Methods of Counting (part one)

The United States of America is a democratic republic, or so goes the story. A republic, because citizens elect their representatives; a democracy, because most people are citizens and have the right to vote. This is different from a direct democracy such as ancient Athens, where citizenship meant you were part of the government, but citizenship was reserved to just a few thousand inhabitants (property-owning adult males, in other words). So American elections are simple, routine: people cast their ballots, the votes are counted, and the will of the people prevails.

Well — that’s how it’s supposed to go. There’s a lot that goes on in that middle step. But how hard could it be? Count up the votes for Candidate A or Candidate B, tally all the ballots for Proposition X, and so forth. It’s basic math! Continue reading

Neoliberal Sustainability

We all know the times we live in: global recession, everyone feeling the pinch, austerity measures necessary, etc. In terms of unemployment, the indicator most of us care most about, this is the longest and worst recession since World War II. So we all know the situation’s bad. Here in the US, state budgets are being keenly affected, as they rely on income or sales taxes, both of which have taken cuts — and many states have passed balanced-budget laws, meaning the old US Federal Government standby of borrowing their way out is unavailable. Life has grown grim.

Opinion is rather divided on how to respond, however.

The followers of John Maynard Keynes immediately demanded a stimulus package. Both President George W. Bush and President Obama tried this tactic, although Bush’s was just through tax rebates. Obama’s was somewhat more comprehensive, with tax cuts taken directly out of the paycheck withholdings to try and encourage immediate spending, reinforced by government funding for a variety of projects, particularly in construction (remember “shovel-ready”?). While some claim that the recession is now over, and while some signs on unemployment are encouraging, it’s clear we’re still deeply in the hole, and climbing out only slowly.

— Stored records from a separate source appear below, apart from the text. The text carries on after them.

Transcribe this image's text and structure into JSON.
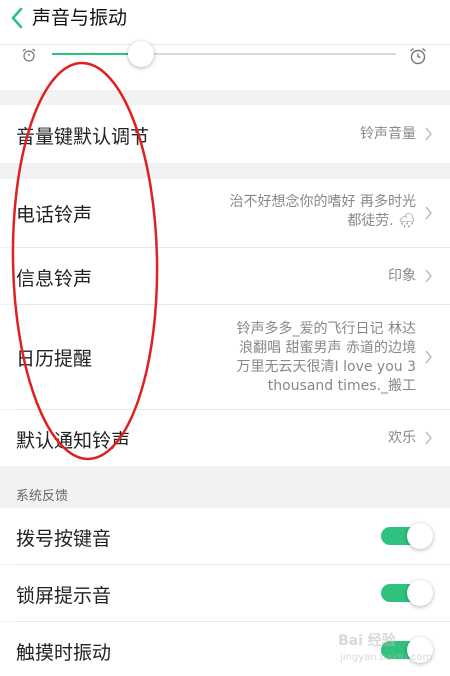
{
  "header": {
    "title": "声音与振动"
  },
  "slider": {
    "level": 0.26
  },
  "rows": [
    {
      "label": "音量键默认调节",
      "value_lines": [
        "铃声音量"
      ]
    },
    {
      "label": "电话铃声",
      "value_lines": [
        "治不好想念你的嗜好 再多时光",
        "都徒劳. 🌧"
      ]
    },
    {
      "label": "信息铃声",
      "value_lines": [
        "印象"
      ]
    },
    {
      "label": "日历提醒",
      "value_lines": [
        "铃声多多_爱的飞行日记 林达",
        "浪翻唱 甜蜜男声 赤道的边境",
        "万里无云天很清I love you 3",
        "thousand times._搬工"
      ]
    },
    {
      "label": "默认通知铃声",
      "value_lines": [
        "欢乐"
      ]
    }
  ],
  "section": {
    "title": "系统反馈"
  },
  "toggles": [
    {
      "label": "拨号按键音",
      "on": true
    },
    {
      "label": "锁屏提示音",
      "on": true
    },
    {
      "label": "触摸时振动",
      "on": true
    }
  ],
  "colors": {
    "accent": "#2ec27e",
    "annotation": "#e02020"
  },
  "watermark": {
    "brand": "Bai 经验",
    "site": "jingyan.baidu.com"
  }
}
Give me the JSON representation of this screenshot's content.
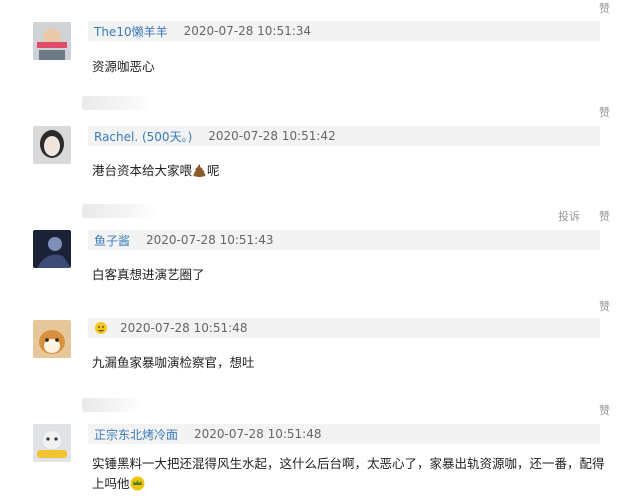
{
  "like_label": "赞",
  "report_label": "投诉",
  "comments": [
    {
      "user": "The10懒羊羊",
      "time": "2020-07-28 10:51:34",
      "text": "资源咖恶心"
    },
    {
      "user": "Rachel. (500天。)",
      "time": "2020-07-28 10:51:42",
      "text_before": "港台资本给大家喂",
      "text_after": "呢",
      "emoji": "poop-emoji"
    },
    {
      "user": "鱼子酱",
      "time": "2020-07-28 10:51:43",
      "text": "白客真想进演艺圈了"
    },
    {
      "user": "",
      "user_icon": "face-emoji",
      "time": "2020-07-28 10:51:48",
      "text": "九漏鱼家暴咖演检察官，想吐"
    },
    {
      "user": "正宗东北烤冷面",
      "time": "2020-07-28 10:51:48",
      "text": "实锤黑料一大把还混得风生水起，这什么后台啊，太恶心了，家暴出轨资源咖，还一番，配得上吗他",
      "emoji": "crown-emoji"
    }
  ]
}
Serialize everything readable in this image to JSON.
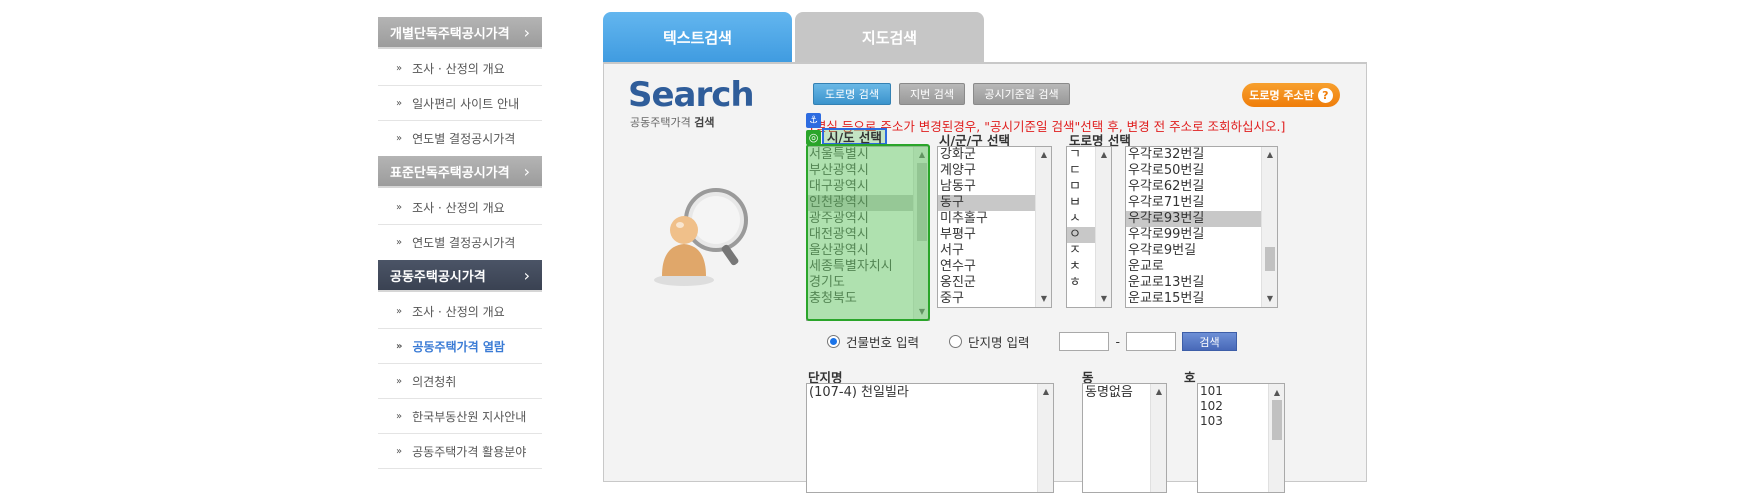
{
  "sidebar": {
    "sections": [
      {
        "title": "개별단독주택공시가격",
        "items": [
          "조사 · 산정의 개요",
          "일사편리 사이트 안내",
          "연도별 결정공시가격"
        ]
      },
      {
        "title": "표준단독주택공시가격",
        "items": [
          "조사 · 산정의 개요",
          "연도별 결정공시가격"
        ]
      },
      {
        "title": "공동주택공시가격",
        "items": [
          "조사 · 산정의 개요",
          "공동주택가격 열람",
          "의견청취",
          "한국부동산원 지사안내",
          "공동주택가격 활용분야"
        ]
      }
    ],
    "chevron": "›",
    "bullet": "»"
  },
  "tabs": {
    "text": "텍스트검색",
    "map": "지도검색"
  },
  "logo": {
    "big": "Search",
    "sub_prefix": "공동주택가격",
    "sub_bold": "검색"
  },
  "buttons": {
    "road": "도로명 검색",
    "lot": "지번 검색",
    "notice": "공시기준일 검색",
    "guide": "도로명 주소란",
    "guide_icon": "?"
  },
  "notice_text": "[멸실 등으로 주소가 변경된경우, \"공시기준일 검색\"선택 후, 변경 전 주소로 조회하십시오.]",
  "labels": {
    "sido": "시/도 선택",
    "sgg": "시/군/구 선택",
    "road": "도로명 선택",
    "complex": "단지명",
    "dong": "동",
    "ho": "호"
  },
  "sido_list": [
    "서울특별시",
    "부산광역시",
    "대구광역시",
    "인천광역시",
    "광주광역시",
    "대전광역시",
    "울산광역시",
    "세종특별자치시",
    "경기도",
    "충청북도"
  ],
  "sido_selected": "인천광역시",
  "sgg_list": [
    "강화군",
    "계양구",
    "남동구",
    "동구",
    "미추홀구",
    "부평구",
    "서구",
    "연수구",
    "옹진군",
    "중구"
  ],
  "sgg_selected": "동구",
  "initial_list": [
    "ㄱ",
    "ㄷ",
    "ㅁ",
    "ㅂ",
    "ㅅ",
    "ㅇ",
    "ㅈ",
    "ㅊ",
    "ㅎ"
  ],
  "initial_selected": "ㅇ",
  "road_list": [
    "우각로32번길",
    "우각로50번길",
    "우각로62번길",
    "우각로71번길",
    "우각로93번길",
    "우각로99번길",
    "우각로9번길",
    "운교로",
    "운교로13번길",
    "운교로15번길"
  ],
  "road_selected": "우각로93번길",
  "search_options": {
    "building_no": "건물번호 입력",
    "complex_name": "단지명 입력",
    "selected": "building_no",
    "dash": "-",
    "search_btn": "검색"
  },
  "complex_list": [
    "(107-4) 천일빌라"
  ],
  "dong_list": [
    "동명없음"
  ],
  "ho_list": [
    "101",
    "102",
    "103"
  ],
  "icons": {
    "anchor": "anchor-icon",
    "target": "target-icon"
  }
}
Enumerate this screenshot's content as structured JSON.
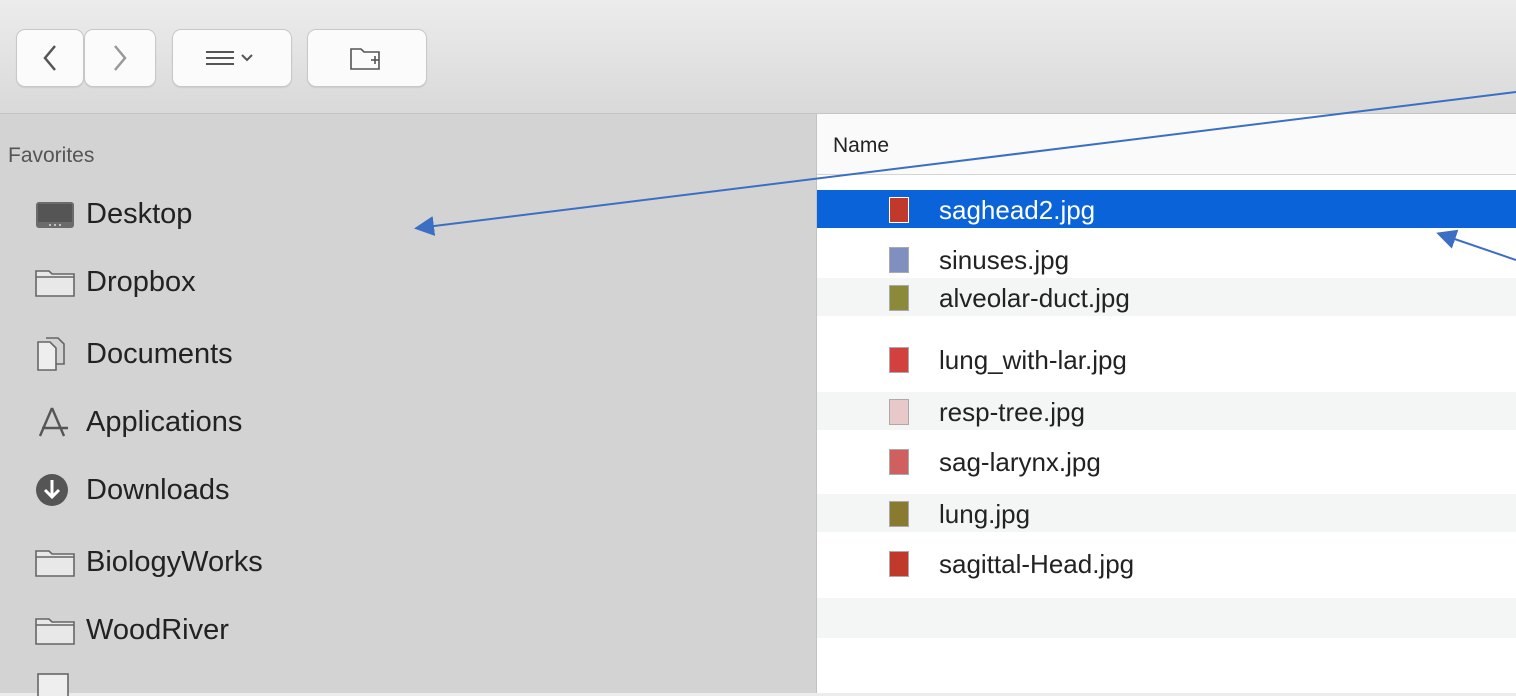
{
  "toolbar": {
    "back_icon": "chevron-left-icon",
    "forward_icon": "chevron-right-icon",
    "view_icon": "list-view-icon",
    "new_folder_icon": "new-folder-icon"
  },
  "sidebar": {
    "header": "Favorites",
    "items": [
      {
        "label": "Desktop",
        "icon": "desktop-icon"
      },
      {
        "label": "Dropbox",
        "icon": "folder-icon"
      },
      {
        "label": "Documents",
        "icon": "documents-icon"
      },
      {
        "label": "Applications",
        "icon": "applications-icon"
      },
      {
        "label": "Downloads",
        "icon": "downloads-icon"
      },
      {
        "label": "BiologyWorks",
        "icon": "folder-icon"
      },
      {
        "label": "WoodRiver",
        "icon": "folder-icon"
      }
    ]
  },
  "file_list": {
    "column_header": "Name",
    "selected_index": 0,
    "files": [
      {
        "name": "saghead2.jpg",
        "thumb_color": "#c0392b"
      },
      {
        "name": "sinuses.jpg",
        "thumb_color": "#7f8fc0"
      },
      {
        "name": "alveolar-duct.jpg",
        "thumb_color": "#8a8a3a"
      },
      {
        "name": "lung_with-lar.jpg",
        "thumb_color": "#d24040"
      },
      {
        "name": "resp-tree.jpg",
        "thumb_color": "#e8c8c8"
      },
      {
        "name": "sag-larynx.jpg",
        "thumb_color": "#d06060"
      },
      {
        "name": "lung.jpg",
        "thumb_color": "#8a7a30"
      },
      {
        "name": "sagittal-Head.jpg",
        "thumb_color": "#c0392b"
      }
    ]
  },
  "colors": {
    "selection": "#0a63d8",
    "annotation_arrow": "#3b6fc4"
  }
}
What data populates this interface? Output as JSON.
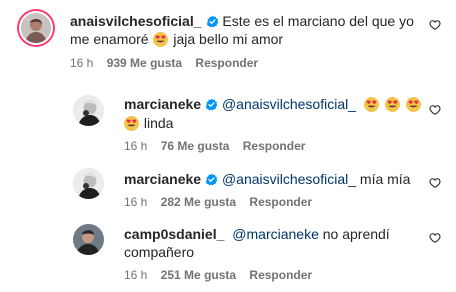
{
  "comments": [
    {
      "username": "anaisvilchesoficial_",
      "text_1": "Este es el marciano del que yo",
      "text_2a": "me enamoré",
      "text_2b": "jaja bello mi amor",
      "time": "16 h",
      "likes": "939 Me gusta",
      "reply": "Responder"
    },
    {
      "username": "marcianeke",
      "mention": "@anaisvilchesoficial_",
      "text_2": "linda",
      "time": "16 h",
      "likes": "76 Me gusta",
      "reply": "Responder"
    },
    {
      "username": "marcianeke",
      "mention": "@anaisvilchesoficial_",
      "text": "mía mía",
      "time": "16 h",
      "likes": "282 Me gusta",
      "reply": "Responder"
    },
    {
      "username": "camp0sdaniel_",
      "mention": "@marcianeke",
      "text": "no aprendí",
      "text_2": "compañero",
      "time": "16 h",
      "likes": "251 Me gusta",
      "reply": "Responder"
    }
  ],
  "icons": {
    "heart": "heart-outline-icon",
    "verified": "verified-badge-icon",
    "emoji": "smiling-face-with-heart-eyes"
  },
  "colors": {
    "verified": "#0095f6",
    "mention": "#00376b",
    "meta": "#737373",
    "story_ring": "#ff3a6e"
  }
}
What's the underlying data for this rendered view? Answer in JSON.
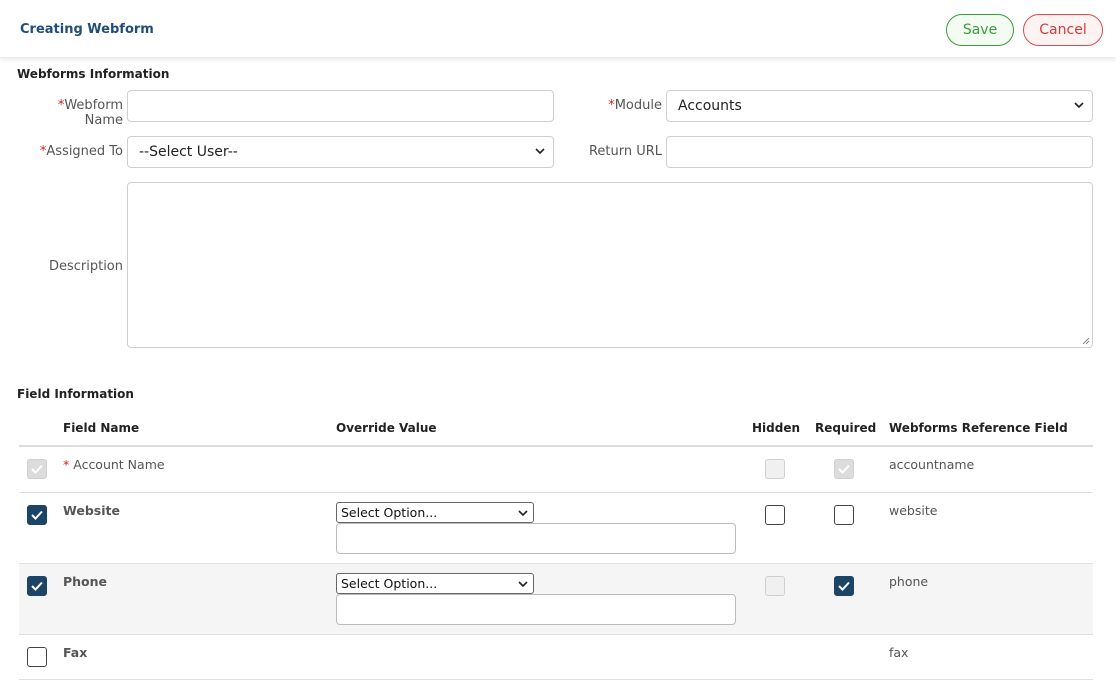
{
  "header": {
    "title": "Creating Webform",
    "save_label": "Save",
    "cancel_label": "Cancel"
  },
  "webforms_info": {
    "section_title": "Webforms Information",
    "webform_name_label": "Webform Name",
    "module_label": "Module",
    "module_value": "Accounts",
    "assigned_to_label": "Assigned To",
    "assigned_to_value": "--Select User--",
    "return_url_label": "Return URL",
    "description_label": "Description",
    "required_marker": "*"
  },
  "field_info": {
    "section_title": "Field Information",
    "columns": {
      "field_name": "Field Name",
      "override_value": "Override Value",
      "hidden": "Hidden",
      "required": "Required",
      "reference": "Webforms Reference Field"
    },
    "rows": [
      {
        "name": "Account Name",
        "required_marker": "* ",
        "reference": "accountname",
        "selected": true,
        "hidden": false,
        "required": true
      },
      {
        "name": "Website",
        "override_select": "Select Option...",
        "reference": "website",
        "selected": true,
        "hidden": false,
        "required": false
      },
      {
        "name": "Phone",
        "override_select": "Select Option...",
        "reference": "phone",
        "selected": true,
        "hidden": false,
        "required": true
      },
      {
        "name": "Fax",
        "reference": "fax",
        "selected": false
      }
    ]
  },
  "colors": {
    "title": "#1f4e79",
    "save": "#3b9c3b",
    "cancel": "#d43c3c",
    "checkbox": "#1b4466",
    "required": "#d21e1e"
  }
}
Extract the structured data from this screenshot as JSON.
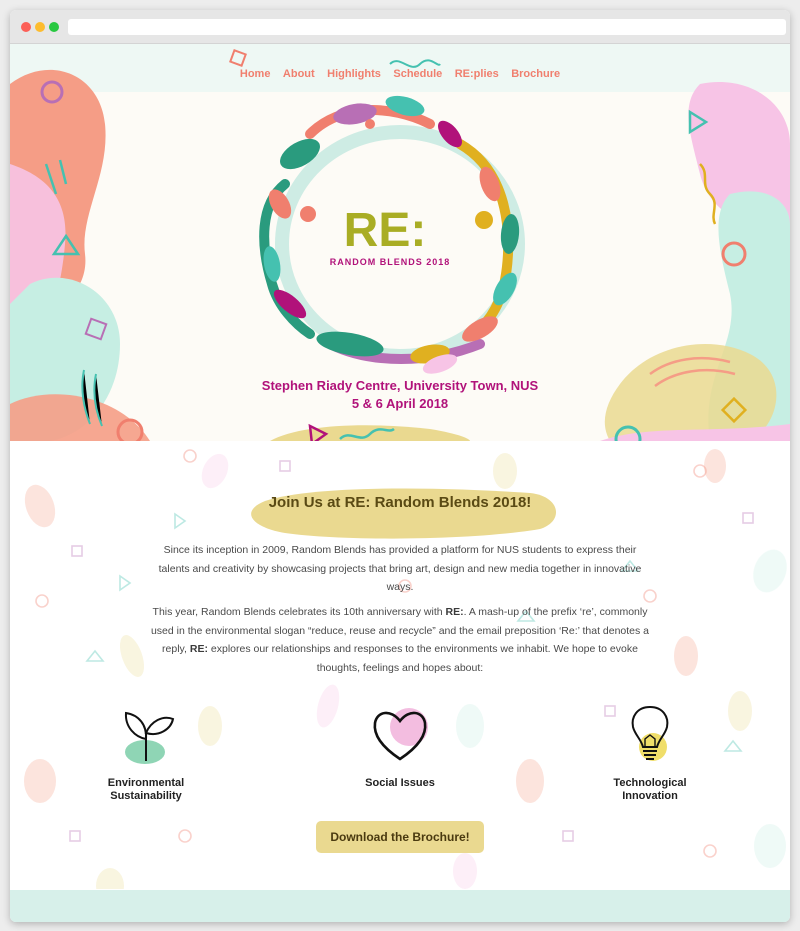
{
  "nav": {
    "items": [
      "Home",
      "About",
      "Highlights",
      "Schedule",
      "RE:plies",
      "Brochure"
    ]
  },
  "hero": {
    "logo_title": "RE:",
    "logo_subtitle": "RANDOM BLENDS 2018",
    "venue": "Stephen Riady Centre, University Town, NUS",
    "dates": "5 & 6 April 2018"
  },
  "intro": {
    "heading": "Join Us at RE: Random Blends 2018!",
    "para1": "Since its inception in 2009, Random Blends has provided a platform for NUS students to express their talents and creativity by showcasing projects that bring art, design and new media together in innovative ways.",
    "para2_a": "This year, Random Blends celebrates its 10th anniversary with ",
    "para2_b": "RE:",
    "para2_c": ". A mash-up of the prefix ‘re’, commonly used in the environmental slogan “reduce, reuse and recycle” and the email preposition ‘Re:’ that denotes a reply, ",
    "para2_d": "RE:",
    "para2_e": " explores our relationships and responses to the environments we inhabit. We hope to evoke thoughts, feelings and hopes about:"
  },
  "features": [
    {
      "label_line1": "Environmental",
      "label_line2": "Sustainability",
      "icon": "sprout-icon"
    },
    {
      "label_line1": "Social Issues",
      "label_line2": "",
      "icon": "heart-icon"
    },
    {
      "label_line1": "Technological",
      "label_line2": "Innovation",
      "icon": "lightbulb-icon"
    }
  ],
  "download_button": "Download the Brochure!",
  "colors": {
    "coral": "#f59d86",
    "pink": "#f7c4e6",
    "mint": "#c6eee3",
    "yellow": "#ead990",
    "magenta": "#b1127a",
    "olive": "#a9ad24",
    "teal": "#45c1b0"
  }
}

So the Keynsian tactics have run into trouble. Explanations abound as to why; but certain parties have their own theories on how to save the day. Speaker of the House John Boehner demanded that the pre-recession Bush tax cuts be made permanent for all Americans — i.e., that they be made permanent for the wealthiest Americans as well as everyone else, as it’s only in dispute for a fraction of the population. “[W]e must cut spending and stop all the looming tax hikes,” he writes. He didn’t get the cuts made permanent, but struck a deal with President Obama to extend them two years. Boehner’s principles seem to be both emblematic of the GOP’s platform and rather neoliberal: tax cuts for the wealthy, spending cuts and privitization, and laissez-faire economics policy from the government (the latter indicated by Boehner’s past resistance to bank reform legislation; more recently, Republicans serving on a panel on the financial crisis voted to expunge all instances of the words “Wall Street” and “deregulation” from their panel’s report. They don’t want their culpability uttered aloud.) Milton Friedman would be proud. Continue reading